**TASK STATEMENT:** Every entry should be duplicated verbatim, and no picture may appear in the copy.

Segment Start: PROVIDED ENTRIES

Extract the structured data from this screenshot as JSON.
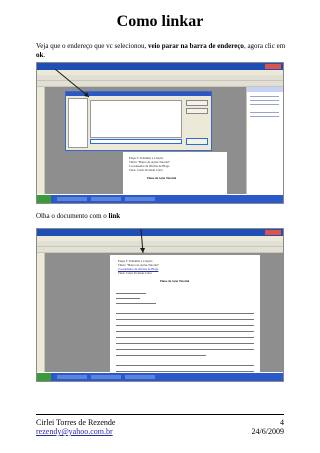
{
  "title": "Como linkar",
  "intro": {
    "text_start": "Veja que o endereço que vc selecionou, ",
    "text_bold": "veio parar na barra de endereço",
    "text_mid": ", agora clic em ",
    "text_ok": "ok",
    "text_end": "."
  },
  "caption2": {
    "text_start": "Olha o documento com o ",
    "text_bold": "link"
  },
  "doc_lines": [
    "Etapa 3: Trabalhar a Criação",
    "Título: \"Banco de Ações Tutorial\"",
    "Coordenador da Oficina de Blogs",
    "Tutor: César Trevisan Cravo"
  ],
  "doc_heading": "Plano de Ação Tutorial",
  "footer": {
    "author": "Cirlei Torres de Rezende",
    "email": "rezendy@yahoo.com.br",
    "page": "4",
    "date": "24/6/2009"
  }
}
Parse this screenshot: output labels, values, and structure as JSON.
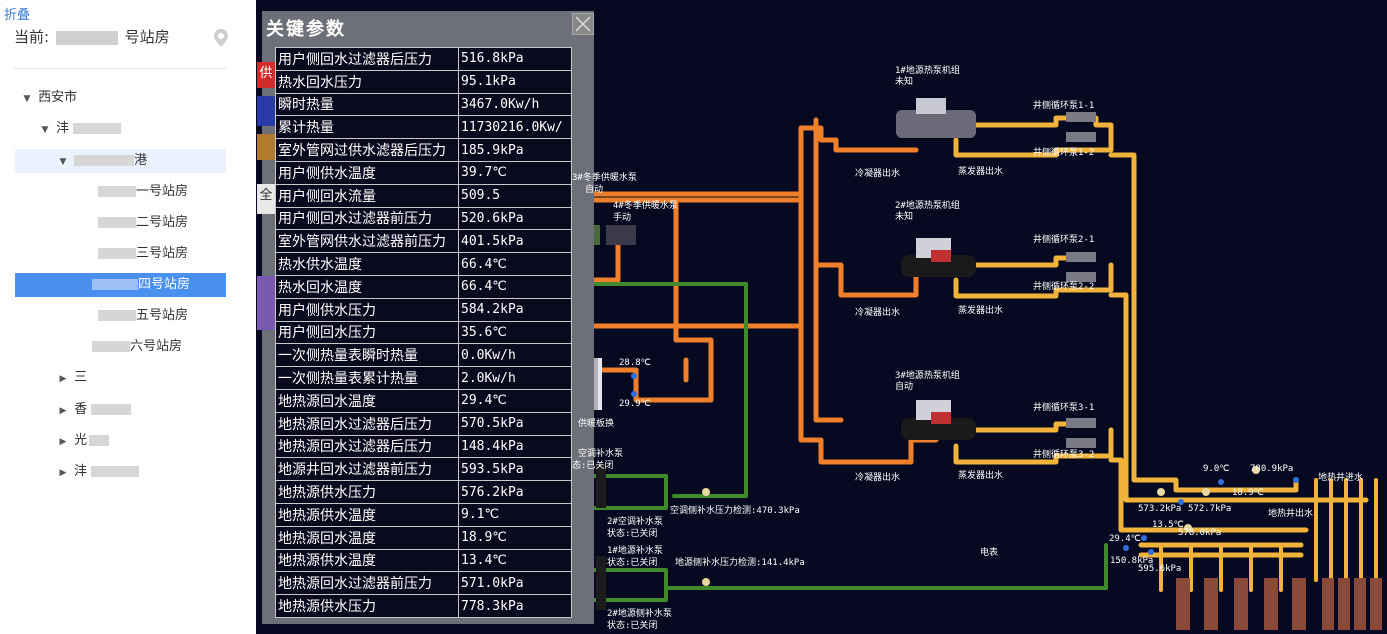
{
  "left": {
    "fold_label": "折叠",
    "current_prefix": "当前:",
    "current_suffix": "号站房",
    "tree": [
      {
        "label": "西安市",
        "expanded": true
      },
      {
        "label": "沣",
        "expanded": true
      },
      {
        "label": "港",
        "expanded": true
      },
      {
        "label": "一号站房"
      },
      {
        "label": "二号站房"
      },
      {
        "label": "三号站房"
      },
      {
        "label": "四号站房",
        "selected": true
      },
      {
        "label": "五号站房"
      },
      {
        "label": "六号站房"
      },
      {
        "label": "三"
      },
      {
        "label": "香"
      },
      {
        "label": "光"
      },
      {
        "label": "沣"
      }
    ]
  },
  "tabs": [
    "供",
    "全"
  ],
  "popup": {
    "title": "关键参数",
    "rows": [
      {
        "k": "用户侧回水过滤器后压力",
        "v": "516.8kPa"
      },
      {
        "k": "热水回水压力",
        "v": "95.1kPa"
      },
      {
        "k": "瞬时热量",
        "v": "3467.0Kw/h"
      },
      {
        "k": "累计热量",
        "v": "11730216.0Kw/"
      },
      {
        "k": "室外管网过供水滤器后压力",
        "v": "185.9kPa"
      },
      {
        "k": "用户侧供水温度",
        "v": "39.7℃"
      },
      {
        "k": "用户侧回水流量",
        "v": "509.5"
      },
      {
        "k": "用户侧回水过滤器前压力",
        "v": "520.6kPa"
      },
      {
        "k": "室外管网供水过滤器前压力",
        "v": "401.5kPa"
      },
      {
        "k": "热水供水温度",
        "v": "66.4℃"
      },
      {
        "k": "热水回水温度",
        "v": "66.4℃"
      },
      {
        "k": "用户侧供水压力",
        "v": "584.2kPa"
      },
      {
        "k": "用户侧回水压力",
        "v": "35.6℃"
      },
      {
        "k": "一次侧热量表瞬时热量",
        "v": "0.0Kw/h"
      },
      {
        "k": "一次侧热量表累计热量",
        "v": "2.0Kw/h"
      },
      {
        "k": "地热源回水温度",
        "v": "29.4℃"
      },
      {
        "k": "地热源回水过滤器后压力",
        "v": "570.5kPa"
      },
      {
        "k": "地热源回水过滤器后压力",
        "v": "148.4kPa"
      },
      {
        "k": "地源井回水过滤器前压力",
        "v": "593.5kPa"
      },
      {
        "k": "地热源供水压力",
        "v": "576.2kPa"
      },
      {
        "k": "地热源供水温度",
        "v": "9.1℃"
      },
      {
        "k": "地热源回水温度",
        "v": "18.9℃"
      },
      {
        "k": "地热源供水温度",
        "v": "13.4℃"
      },
      {
        "k": "地热源回水过滤器前压力",
        "v": "571.0kPa"
      },
      {
        "k": "地热源供水压力",
        "v": "778.3kPa"
      }
    ]
  },
  "diagram": {
    "pump3_name": "3#冬季供暖水泵",
    "pump3_state": "自动",
    "pump4_name": "4#冬季供暖水泵",
    "pump4_state": "手动",
    "hx_label": "供暖板换",
    "hx_t1": "28.8℃",
    "hx_t2": "29.9℃",
    "unit1_name": "1#地源热泵机组",
    "unit1_state": "未知",
    "unit2_name": "2#地源热泵机组",
    "unit2_state": "未知",
    "unit3_name": "3#地源热泵机组",
    "unit3_state": "自动",
    "cond_out": "冷凝器出水",
    "evap_out": "蒸发器出水",
    "well_pump_1_1": "井侧循环泵1-1",
    "well_pump_1_2": "井侧循环泵1-2",
    "well_pump_2_1": "井侧循环泵2-1",
    "well_pump_2_2": "井侧循环泵2-2",
    "well_pump_3_1": "井侧循环泵3-1",
    "well_pump_3_2": "井侧循环泵3-2",
    "ac_pump_name": "空调补水泵",
    "ac_pump_state": "态:已关闭",
    "ac_pump2_name": "2#空调补水泵",
    "ac_pump2_state": "状态:已关闭",
    "ac_pressure": "空调侧补水压力检测:470.3kPa",
    "gs_pump1_name": "1#地源补水泵",
    "gs_pump1_state": "状态:已关闭",
    "gs_pump2_name": "2#地源侧补水泵",
    "gs_pump2_state": "状态:已关闭",
    "gs_pressure": "地源侧补水压力检测:141.4kPa",
    "meter_label": "电表",
    "well_in_label": "地热井进水",
    "well_out_label": "地热井出水",
    "r_t1": "9.0℃",
    "r_p1": "780.9kPa",
    "r_p2": "573.2kPa",
    "r_p3": "572.7kPa",
    "r_t2": "18.9℃",
    "r_t3": "13.5℃",
    "r_p4": "578.0kPa",
    "r_t4": "29.4℃",
    "r_p5": "150.8kPa",
    "r_p6": "595.6kPa"
  },
  "colors": {
    "orange": "#f07f2a",
    "yellow": "#f2b33b",
    "green": "#3f8a2a",
    "bg": "#06091f"
  }
}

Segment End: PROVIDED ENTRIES

**REPLY TO THE EXERCISE:**
Extract the structured data from this screenshot as JSON.
{
  "title": "Como linkar",
  "intro": {
    "text_start": "Veja que o endereço que vc selecionou, ",
    "text_bold": "veio parar na barra de endereço",
    "text_mid": ", agora clic em ",
    "text_ok": "ok",
    "text_end": "."
  },
  "caption2": {
    "text_start": "Olha o documento com o ",
    "text_bold": "link"
  },
  "doc_lines": [
    "Etapa 3: Trabalhar a Criação",
    "Título: \"Banco de Ações Tutorial\"",
    "Coordenador da Oficina de Blogs",
    "Tutor: César Trevisan Cravo"
  ],
  "doc_heading": "Plano de Ação Tutorial",
  "footer": {
    "author": "Cirlei Torres de Rezende",
    "email": "rezendy@yahoo.com.br",
    "page": "4",
    "date": "24/6/2009"
  }
}
Parse this screenshot: output labels, values, and structure as JSON.
{
  "left": {
    "fold_label": "折叠",
    "current_prefix": "当前:",
    "current_suffix": "号站房",
    "tree": [
      {
        "label": "西安市",
        "expanded": true
      },
      {
        "label": "沣",
        "expanded": true
      },
      {
        "label": "港",
        "expanded": true
      },
      {
        "label": "一号站房"
      },
      {
        "label": "二号站房"
      },
      {
        "label": "三号站房"
      },
      {
        "label": "四号站房",
        "selected": true
      },
      {
        "label": "五号站房"
      },
      {
        "label": "六号站房"
      },
      {
        "label": "三"
      },
      {
        "label": "香"
      },
      {
        "label": "光"
      },
      {
        "label": "沣"
      }
    ]
  },
  "tabs": [
    "供",
    "全"
  ],
  "popup": {
    "title": "关键参数",
    "rows": [
      {
        "k": "用户侧回水过滤器后压力",
        "v": "516.8kPa"
      },
      {
        "k": "热水回水压力",
        "v": "95.1kPa"
      },
      {
        "k": "瞬时热量",
        "v": "3467.0Kw/h"
      },
      {
        "k": "累计热量",
        "v": "11730216.0Kw/"
      },
      {
        "k": "室外管网过供水滤器后压力",
        "v": "185.9kPa"
      },
      {
        "k": "用户侧供水温度",
        "v": "39.7℃"
      },
      {
        "k": "用户侧回水流量",
        "v": "509.5"
      },
      {
        "k": "用户侧回水过滤器前压力",
        "v": "520.6kPa"
      },
      {
        "k": "室外管网供水过滤器前压力",
        "v": "401.5kPa"
      },
      {
        "k": "热水供水温度",
        "v": "66.4℃"
      },
      {
        "k": "热水回水温度",
        "v": "66.4℃"
      },
      {
        "k": "用户侧供水压力",
        "v": "584.2kPa"
      },
      {
        "k": "用户侧回水压力",
        "v": "35.6℃"
      },
      {
        "k": "一次侧热量表瞬时热量",
        "v": "0.0Kw/h"
      },
      {
        "k": "一次侧热量表累计热量",
        "v": "2.0Kw/h"
      },
      {
        "k": "地热源回水温度",
        "v": "29.4℃"
      },
      {
        "k": "地热源回水过滤器后压力",
        "v": "570.5kPa"
      },
      {
        "k": "地热源回水过滤器后压力",
        "v": "148.4kPa"
      },
      {
        "k": "地源井回水过滤器前压力",
        "v": "593.5kPa"
      },
      {
        "k": "地热源供水压力",
        "v": "576.2kPa"
      },
      {
        "k": "地热源供水温度",
        "v": "9.1℃"
      },
      {
        "k": "地热源回水温度",
        "v": "18.9℃"
      },
      {
        "k": "地热源供水温度",
        "v": "13.4℃"
      },
      {
        "k": "地热源回水过滤器前压力",
        "v": "571.0kPa"
      },
      {
        "k": "地热源供水压力",
        "v": "778.3kPa"
      }
    ]
  },
  "diagram": {
    "pump3_name": "3#冬季供暖水泵",
    "pump3_state": "自动",
    "pump4_name": "4#冬季供暖水泵",
    "pump4_state": "手动",
    "hx_label": "供暖板换",
    "hx_t1": "28.8℃",
    "hx_t2": "29.9℃",
    "unit1_name": "1#地源热泵机组",
    "unit1_state": "未知",
    "unit2_name": "2#地源热泵机组",
    "unit2_state": "未知",
    "unit3_name": "3#地源热泵机组",
    "unit3_state": "自动",
    "cond_out": "冷凝器出水",
    "evap_out": "蒸发器出水",
    "well_pump_1_1": "井侧循环泵1-1",
    "well_pump_1_2": "井侧循环泵1-2",
    "well_pump_2_1": "井侧循环泵2-1",
    "well_pump_2_2": "井侧循环泵2-2",
    "well_pump_3_1": "井侧循环泵3-1",
    "well_pump_3_2": "井侧循环泵3-2",
    "ac_pump_name": "空调补水泵",
    "ac_pump_state": "态:已关闭",
    "ac_pump2_name": "2#空调补水泵",
    "ac_pump2_state": "状态:已关闭",
    "ac_pressure": "空调侧补水压力检测:470.3kPa",
    "gs_pump1_name": "1#地源补水泵",
    "gs_pump1_state": "状态:已关闭",
    "gs_pump2_name": "2#地源侧补水泵",
    "gs_pump2_state": "状态:已关闭",
    "gs_pressure": "地源侧补水压力检测:141.4kPa",
    "meter_label": "电表",
    "well_in_label": "地热井进水",
    "well_out_label": "地热井出水",
    "r_t1": "9.0℃",
    "r_p1": "780.9kPa",
    "r_p2": "573.2kPa",
    "r_p3": "572.7kPa",
    "r_t2": "18.9℃",
    "r_t3": "13.5℃",
    "r_p4": "578.0kPa",
    "r_t4": "29.4℃",
    "r_p5": "150.8kPa",
    "r_p6": "595.6kPa"
  },
  "colors": {
    "orange": "#f07f2a",
    "yellow": "#f2b33b",
    "green": "#3f8a2a",
    "bg": "#06091f"
  }
}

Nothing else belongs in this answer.